──────── Records supplied

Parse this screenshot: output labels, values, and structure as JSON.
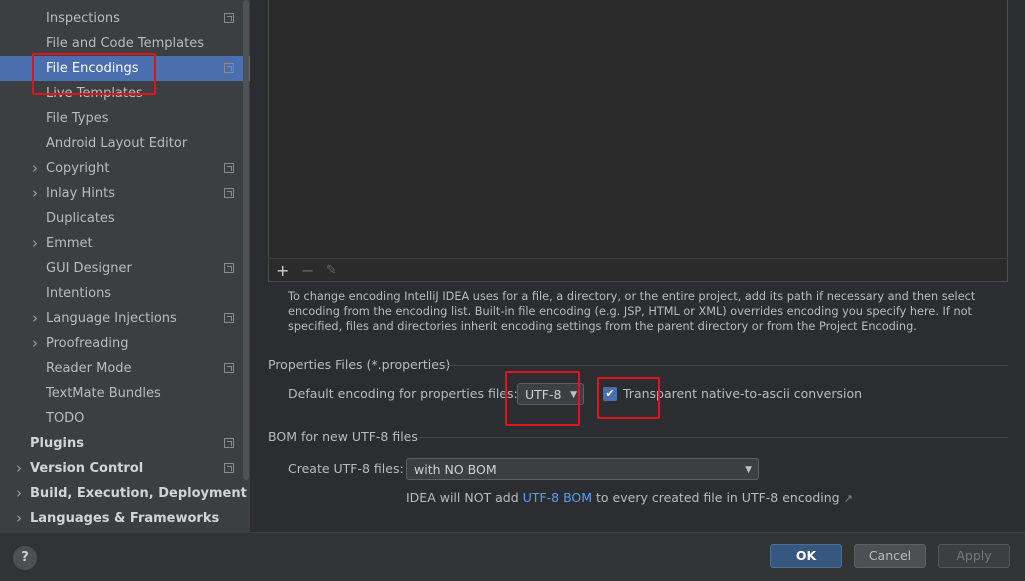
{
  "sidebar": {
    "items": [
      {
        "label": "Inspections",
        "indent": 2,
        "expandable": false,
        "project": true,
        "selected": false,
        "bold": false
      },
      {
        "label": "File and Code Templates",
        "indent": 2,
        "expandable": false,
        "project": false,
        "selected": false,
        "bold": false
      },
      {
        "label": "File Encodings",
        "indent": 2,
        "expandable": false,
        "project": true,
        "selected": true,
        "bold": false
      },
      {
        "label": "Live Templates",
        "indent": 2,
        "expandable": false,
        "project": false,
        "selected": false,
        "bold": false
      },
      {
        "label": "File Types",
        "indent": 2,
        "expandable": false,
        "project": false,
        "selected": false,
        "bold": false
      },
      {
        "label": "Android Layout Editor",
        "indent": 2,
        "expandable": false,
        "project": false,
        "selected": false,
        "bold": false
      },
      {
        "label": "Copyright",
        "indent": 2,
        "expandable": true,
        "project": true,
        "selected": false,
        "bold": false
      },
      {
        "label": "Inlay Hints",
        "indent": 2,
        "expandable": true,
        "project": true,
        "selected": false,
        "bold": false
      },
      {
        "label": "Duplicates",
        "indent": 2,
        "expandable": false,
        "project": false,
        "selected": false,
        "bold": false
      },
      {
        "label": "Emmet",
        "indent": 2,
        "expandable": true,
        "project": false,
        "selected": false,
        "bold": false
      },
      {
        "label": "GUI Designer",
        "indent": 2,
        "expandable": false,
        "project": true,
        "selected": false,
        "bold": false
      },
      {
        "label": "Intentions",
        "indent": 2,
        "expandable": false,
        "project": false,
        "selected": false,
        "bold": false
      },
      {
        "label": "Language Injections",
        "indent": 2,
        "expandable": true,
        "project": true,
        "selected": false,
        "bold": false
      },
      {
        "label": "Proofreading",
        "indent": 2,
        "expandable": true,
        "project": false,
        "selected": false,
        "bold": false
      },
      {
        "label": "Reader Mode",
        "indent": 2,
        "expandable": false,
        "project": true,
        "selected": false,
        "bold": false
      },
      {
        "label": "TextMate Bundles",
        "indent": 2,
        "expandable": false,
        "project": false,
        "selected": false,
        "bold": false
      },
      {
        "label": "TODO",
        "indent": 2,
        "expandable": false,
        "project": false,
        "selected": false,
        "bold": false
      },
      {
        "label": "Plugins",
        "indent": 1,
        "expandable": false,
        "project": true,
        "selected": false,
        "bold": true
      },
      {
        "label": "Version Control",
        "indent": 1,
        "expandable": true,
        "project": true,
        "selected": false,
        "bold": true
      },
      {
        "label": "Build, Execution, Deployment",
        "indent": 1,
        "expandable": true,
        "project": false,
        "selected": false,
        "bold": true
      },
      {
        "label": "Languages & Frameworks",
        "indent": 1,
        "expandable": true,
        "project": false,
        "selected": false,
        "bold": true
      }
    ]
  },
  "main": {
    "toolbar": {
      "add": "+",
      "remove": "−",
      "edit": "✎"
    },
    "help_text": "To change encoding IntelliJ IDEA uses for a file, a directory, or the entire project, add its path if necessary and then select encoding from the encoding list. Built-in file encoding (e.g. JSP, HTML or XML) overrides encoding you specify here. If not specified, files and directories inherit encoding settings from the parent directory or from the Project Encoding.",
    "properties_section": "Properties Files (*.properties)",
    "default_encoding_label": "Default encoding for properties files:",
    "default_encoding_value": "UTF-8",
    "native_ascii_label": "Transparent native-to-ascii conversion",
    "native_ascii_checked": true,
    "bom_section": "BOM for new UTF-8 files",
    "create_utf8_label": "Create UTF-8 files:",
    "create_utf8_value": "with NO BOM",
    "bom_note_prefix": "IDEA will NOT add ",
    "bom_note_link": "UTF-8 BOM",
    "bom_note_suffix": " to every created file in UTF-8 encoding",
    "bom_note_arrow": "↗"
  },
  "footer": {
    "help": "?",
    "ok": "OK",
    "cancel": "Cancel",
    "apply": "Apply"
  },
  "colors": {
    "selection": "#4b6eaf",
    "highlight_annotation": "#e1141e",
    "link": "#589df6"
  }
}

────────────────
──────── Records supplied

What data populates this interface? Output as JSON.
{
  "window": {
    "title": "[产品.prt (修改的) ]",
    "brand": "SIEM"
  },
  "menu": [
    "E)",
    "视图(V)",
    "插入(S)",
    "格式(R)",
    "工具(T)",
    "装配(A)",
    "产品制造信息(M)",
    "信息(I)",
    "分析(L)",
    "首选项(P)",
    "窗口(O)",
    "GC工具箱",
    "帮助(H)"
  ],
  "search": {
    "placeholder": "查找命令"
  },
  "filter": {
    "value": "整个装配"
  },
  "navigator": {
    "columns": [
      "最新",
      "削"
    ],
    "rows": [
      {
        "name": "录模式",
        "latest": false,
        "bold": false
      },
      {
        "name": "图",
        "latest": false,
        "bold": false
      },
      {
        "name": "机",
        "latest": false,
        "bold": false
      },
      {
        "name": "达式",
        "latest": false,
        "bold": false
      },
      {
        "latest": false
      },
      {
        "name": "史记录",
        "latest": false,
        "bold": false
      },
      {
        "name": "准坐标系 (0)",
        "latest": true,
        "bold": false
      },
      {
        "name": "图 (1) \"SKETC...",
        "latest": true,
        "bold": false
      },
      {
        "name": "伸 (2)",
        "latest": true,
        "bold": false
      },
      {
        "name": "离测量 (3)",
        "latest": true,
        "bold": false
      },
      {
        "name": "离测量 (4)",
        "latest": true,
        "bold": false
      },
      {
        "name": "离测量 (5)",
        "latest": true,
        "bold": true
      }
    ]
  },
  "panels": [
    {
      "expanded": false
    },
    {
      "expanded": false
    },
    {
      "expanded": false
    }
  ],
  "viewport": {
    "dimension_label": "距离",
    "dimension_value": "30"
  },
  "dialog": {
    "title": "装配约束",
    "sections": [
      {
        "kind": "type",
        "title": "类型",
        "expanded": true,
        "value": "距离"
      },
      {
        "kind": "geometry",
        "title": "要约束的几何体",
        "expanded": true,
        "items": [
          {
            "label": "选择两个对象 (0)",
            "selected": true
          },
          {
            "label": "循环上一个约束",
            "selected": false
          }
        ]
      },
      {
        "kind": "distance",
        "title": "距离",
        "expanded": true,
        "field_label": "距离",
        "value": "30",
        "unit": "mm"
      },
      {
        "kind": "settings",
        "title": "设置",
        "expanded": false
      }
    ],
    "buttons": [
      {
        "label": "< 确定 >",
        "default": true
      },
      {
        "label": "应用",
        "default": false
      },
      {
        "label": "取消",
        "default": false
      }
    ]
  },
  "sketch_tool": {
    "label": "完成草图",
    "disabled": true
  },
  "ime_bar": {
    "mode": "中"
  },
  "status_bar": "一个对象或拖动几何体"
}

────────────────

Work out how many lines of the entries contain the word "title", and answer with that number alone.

Solution - 6